What a shame! The PAC, comprising BN as well as Opposition parliamentarians, is answerable to Parliament and not the Executive. It had the potential of probing deeper and more transparently into the debacle. Is this why its initial momentum towards seeking the truth about the 1MDB fiasco had to be nipped in the bud? How odd that four of its members would be promoted simultaneously?
So there you have it. The original ‘Special Task Force’ and the PAC have both been dismantled. Many new committees and bodies have been formed. One is tasked to help the government jump-start the economy; another is to recover monies from tax evaders and smugglers; yet another will study political funding. All, around the PM’s Department.
Looks as if it is only government bodies overseas and the foreign-based media who are continuing the probe into the 1MDB. We have read that the office of the attorney general in Switzerland has opened a criminal procedure against two entities of 1MDB on grounds of suspected corruption of public foreign officials, dishonest management of public interests, and money laundering.
According to the New York Times and online daily Malaysiakini, the US Federal Bureau of Investigation is probing 1MDB over money laundering, while a US Justice Department unit overlooking international corruption is looking into property purchases by shell companies associated with the PM Najib’s stepson as well as other real estate purchases involving a close family friend. Put another way, the PM now faces a corruption enquiry by a federal grand jury in the United States!
Maybe, we will need to have a change of government before we can discover where all the money has gone. Either that or we, the rakyat, form our own special committee, involving all who value justice and truth, to pursue this matter.
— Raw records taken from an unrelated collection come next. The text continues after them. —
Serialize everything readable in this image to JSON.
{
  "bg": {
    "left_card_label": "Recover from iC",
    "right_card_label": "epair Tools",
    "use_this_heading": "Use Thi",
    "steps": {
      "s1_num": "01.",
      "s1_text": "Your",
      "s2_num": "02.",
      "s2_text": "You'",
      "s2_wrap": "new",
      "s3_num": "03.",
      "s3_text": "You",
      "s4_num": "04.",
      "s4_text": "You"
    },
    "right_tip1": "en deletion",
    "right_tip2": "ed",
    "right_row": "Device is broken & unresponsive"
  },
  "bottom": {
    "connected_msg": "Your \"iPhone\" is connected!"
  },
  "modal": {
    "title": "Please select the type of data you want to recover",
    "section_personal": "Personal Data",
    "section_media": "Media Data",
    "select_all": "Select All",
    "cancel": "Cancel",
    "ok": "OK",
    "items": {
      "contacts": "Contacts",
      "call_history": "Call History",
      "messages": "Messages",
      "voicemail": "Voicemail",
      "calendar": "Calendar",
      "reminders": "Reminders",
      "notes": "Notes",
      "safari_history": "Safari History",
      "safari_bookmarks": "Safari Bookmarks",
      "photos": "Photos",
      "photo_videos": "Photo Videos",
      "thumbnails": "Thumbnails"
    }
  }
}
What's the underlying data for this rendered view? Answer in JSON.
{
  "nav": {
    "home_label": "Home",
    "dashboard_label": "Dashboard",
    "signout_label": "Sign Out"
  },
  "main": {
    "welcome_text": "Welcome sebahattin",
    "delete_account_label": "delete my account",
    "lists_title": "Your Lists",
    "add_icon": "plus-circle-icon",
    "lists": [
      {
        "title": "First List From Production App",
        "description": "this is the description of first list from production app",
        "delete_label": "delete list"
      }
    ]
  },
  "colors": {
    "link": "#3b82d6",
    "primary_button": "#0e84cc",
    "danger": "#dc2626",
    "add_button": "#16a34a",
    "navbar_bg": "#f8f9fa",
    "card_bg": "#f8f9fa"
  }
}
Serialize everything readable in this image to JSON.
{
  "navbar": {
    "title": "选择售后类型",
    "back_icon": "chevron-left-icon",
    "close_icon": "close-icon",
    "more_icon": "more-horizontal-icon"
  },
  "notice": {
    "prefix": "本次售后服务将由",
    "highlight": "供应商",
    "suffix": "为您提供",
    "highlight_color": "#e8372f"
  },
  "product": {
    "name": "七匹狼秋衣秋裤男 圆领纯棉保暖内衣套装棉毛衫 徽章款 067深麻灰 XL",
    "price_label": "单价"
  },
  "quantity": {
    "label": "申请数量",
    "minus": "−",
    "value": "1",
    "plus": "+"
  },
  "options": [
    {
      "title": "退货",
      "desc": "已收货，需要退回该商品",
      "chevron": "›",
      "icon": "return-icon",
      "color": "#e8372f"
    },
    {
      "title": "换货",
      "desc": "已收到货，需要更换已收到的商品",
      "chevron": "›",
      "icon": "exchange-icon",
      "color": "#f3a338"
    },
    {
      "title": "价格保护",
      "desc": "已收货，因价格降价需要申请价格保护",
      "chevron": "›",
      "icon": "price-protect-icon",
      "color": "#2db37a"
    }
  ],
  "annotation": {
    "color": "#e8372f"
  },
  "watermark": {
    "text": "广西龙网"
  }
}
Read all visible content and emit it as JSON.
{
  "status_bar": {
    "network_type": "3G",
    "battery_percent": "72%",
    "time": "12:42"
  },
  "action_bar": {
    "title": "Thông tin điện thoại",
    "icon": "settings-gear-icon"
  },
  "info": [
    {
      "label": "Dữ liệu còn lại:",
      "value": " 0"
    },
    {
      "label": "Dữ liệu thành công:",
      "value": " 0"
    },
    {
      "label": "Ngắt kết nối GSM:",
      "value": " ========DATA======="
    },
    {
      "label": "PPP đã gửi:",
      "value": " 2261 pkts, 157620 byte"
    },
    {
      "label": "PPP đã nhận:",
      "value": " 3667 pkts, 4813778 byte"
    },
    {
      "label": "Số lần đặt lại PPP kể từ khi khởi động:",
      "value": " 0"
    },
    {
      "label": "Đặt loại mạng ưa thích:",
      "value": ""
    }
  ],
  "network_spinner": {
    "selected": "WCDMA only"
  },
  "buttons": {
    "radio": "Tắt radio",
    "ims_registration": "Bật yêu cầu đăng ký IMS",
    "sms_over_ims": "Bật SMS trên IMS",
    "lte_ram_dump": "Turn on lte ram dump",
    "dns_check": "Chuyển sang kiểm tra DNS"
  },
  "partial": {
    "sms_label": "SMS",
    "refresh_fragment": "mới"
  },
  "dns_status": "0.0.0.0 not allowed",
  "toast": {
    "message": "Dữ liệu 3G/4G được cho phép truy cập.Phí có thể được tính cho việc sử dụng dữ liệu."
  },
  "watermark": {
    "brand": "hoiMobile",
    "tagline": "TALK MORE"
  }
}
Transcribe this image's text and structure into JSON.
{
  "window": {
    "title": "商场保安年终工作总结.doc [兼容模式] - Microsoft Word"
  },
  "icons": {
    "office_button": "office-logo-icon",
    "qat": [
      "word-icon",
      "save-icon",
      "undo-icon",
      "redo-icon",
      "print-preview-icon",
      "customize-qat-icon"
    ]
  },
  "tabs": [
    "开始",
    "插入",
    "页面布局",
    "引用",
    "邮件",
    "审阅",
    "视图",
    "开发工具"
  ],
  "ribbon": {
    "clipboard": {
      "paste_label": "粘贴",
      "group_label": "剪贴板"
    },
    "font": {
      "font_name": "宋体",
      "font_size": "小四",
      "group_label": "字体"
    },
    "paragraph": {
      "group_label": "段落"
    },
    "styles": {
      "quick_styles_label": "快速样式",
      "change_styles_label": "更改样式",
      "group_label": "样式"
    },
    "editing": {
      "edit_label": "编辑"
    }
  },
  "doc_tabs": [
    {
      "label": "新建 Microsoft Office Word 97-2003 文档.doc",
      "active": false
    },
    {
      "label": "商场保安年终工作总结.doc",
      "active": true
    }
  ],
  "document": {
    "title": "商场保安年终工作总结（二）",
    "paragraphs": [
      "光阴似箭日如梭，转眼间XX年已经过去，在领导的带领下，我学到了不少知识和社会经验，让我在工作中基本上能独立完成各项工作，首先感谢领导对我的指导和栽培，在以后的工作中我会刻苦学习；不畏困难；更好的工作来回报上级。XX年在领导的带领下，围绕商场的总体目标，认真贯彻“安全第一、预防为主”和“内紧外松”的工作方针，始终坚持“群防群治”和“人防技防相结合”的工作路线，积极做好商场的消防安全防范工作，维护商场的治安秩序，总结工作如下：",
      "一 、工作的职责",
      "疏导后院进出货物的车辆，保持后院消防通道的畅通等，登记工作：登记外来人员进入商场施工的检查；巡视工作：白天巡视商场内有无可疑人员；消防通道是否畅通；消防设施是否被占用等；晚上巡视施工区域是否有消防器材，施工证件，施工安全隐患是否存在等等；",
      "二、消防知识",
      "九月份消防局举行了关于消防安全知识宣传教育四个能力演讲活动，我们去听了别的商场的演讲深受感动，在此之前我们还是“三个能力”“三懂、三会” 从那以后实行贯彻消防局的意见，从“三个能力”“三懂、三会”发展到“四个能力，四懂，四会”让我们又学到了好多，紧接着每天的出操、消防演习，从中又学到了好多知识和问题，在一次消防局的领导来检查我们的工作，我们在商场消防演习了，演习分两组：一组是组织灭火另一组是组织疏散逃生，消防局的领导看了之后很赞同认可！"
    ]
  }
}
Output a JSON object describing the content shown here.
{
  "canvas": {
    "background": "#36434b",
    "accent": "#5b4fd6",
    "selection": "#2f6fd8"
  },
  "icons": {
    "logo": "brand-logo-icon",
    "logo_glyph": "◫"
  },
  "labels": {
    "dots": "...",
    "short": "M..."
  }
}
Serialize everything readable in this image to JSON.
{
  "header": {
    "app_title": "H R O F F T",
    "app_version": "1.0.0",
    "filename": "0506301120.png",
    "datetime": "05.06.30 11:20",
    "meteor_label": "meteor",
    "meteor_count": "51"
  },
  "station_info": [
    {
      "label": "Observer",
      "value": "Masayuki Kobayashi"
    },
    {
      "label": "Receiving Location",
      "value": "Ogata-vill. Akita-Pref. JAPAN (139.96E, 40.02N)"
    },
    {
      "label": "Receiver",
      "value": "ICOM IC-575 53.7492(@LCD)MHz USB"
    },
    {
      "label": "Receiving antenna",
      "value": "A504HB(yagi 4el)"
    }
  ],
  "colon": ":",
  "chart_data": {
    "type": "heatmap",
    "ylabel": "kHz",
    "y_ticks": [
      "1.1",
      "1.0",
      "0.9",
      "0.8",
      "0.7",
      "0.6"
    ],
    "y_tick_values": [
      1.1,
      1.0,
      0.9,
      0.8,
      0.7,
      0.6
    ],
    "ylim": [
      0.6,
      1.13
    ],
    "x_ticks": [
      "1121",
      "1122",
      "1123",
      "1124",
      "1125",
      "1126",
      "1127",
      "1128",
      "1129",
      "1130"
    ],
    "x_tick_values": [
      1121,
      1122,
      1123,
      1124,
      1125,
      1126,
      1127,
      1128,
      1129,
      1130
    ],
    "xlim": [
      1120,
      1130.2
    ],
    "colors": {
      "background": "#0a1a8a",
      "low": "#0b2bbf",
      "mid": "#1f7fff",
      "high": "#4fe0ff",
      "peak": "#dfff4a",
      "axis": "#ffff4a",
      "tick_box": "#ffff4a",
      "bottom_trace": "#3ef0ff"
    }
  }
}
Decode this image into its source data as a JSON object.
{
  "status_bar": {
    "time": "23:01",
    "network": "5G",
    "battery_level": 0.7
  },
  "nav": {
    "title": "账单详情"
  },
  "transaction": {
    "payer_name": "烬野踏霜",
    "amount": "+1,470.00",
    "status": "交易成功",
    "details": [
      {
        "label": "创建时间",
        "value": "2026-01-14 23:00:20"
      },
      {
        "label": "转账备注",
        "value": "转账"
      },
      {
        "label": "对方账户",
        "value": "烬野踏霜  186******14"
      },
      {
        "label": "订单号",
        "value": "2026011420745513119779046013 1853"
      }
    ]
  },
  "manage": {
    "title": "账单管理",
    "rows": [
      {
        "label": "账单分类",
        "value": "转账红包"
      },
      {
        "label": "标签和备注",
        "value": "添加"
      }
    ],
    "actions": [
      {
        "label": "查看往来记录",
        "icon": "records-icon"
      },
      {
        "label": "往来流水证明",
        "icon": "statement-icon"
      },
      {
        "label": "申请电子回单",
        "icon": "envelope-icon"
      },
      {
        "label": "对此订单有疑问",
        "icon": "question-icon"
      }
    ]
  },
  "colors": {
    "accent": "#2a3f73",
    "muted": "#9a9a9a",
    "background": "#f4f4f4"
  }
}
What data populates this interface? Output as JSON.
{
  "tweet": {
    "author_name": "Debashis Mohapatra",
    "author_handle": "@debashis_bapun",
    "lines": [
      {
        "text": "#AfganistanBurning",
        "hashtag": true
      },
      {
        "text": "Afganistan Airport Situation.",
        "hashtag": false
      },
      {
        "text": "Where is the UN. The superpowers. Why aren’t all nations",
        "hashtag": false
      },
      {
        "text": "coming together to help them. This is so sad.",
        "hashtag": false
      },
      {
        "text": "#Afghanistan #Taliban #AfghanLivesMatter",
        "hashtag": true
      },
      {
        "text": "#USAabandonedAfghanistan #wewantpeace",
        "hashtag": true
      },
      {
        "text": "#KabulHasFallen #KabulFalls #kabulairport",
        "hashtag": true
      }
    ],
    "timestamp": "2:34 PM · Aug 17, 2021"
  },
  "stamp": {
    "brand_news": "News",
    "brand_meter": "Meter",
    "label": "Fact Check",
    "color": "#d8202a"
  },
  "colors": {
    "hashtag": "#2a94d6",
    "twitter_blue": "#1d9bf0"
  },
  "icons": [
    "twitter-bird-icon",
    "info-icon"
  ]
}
Together, let us demand from the BN government and the PM the truth about this matter. No more giving the Rakyat the runaround and taking us for a ride. And don’t let them distract us from pursuing this matter with their resort to authoritarian and racist politics at home and to pretenses of being a moderate and transparent government at the UN and elsewhere outside of Malaysia.
Co-editor, Aliran newsletter
3 October 2015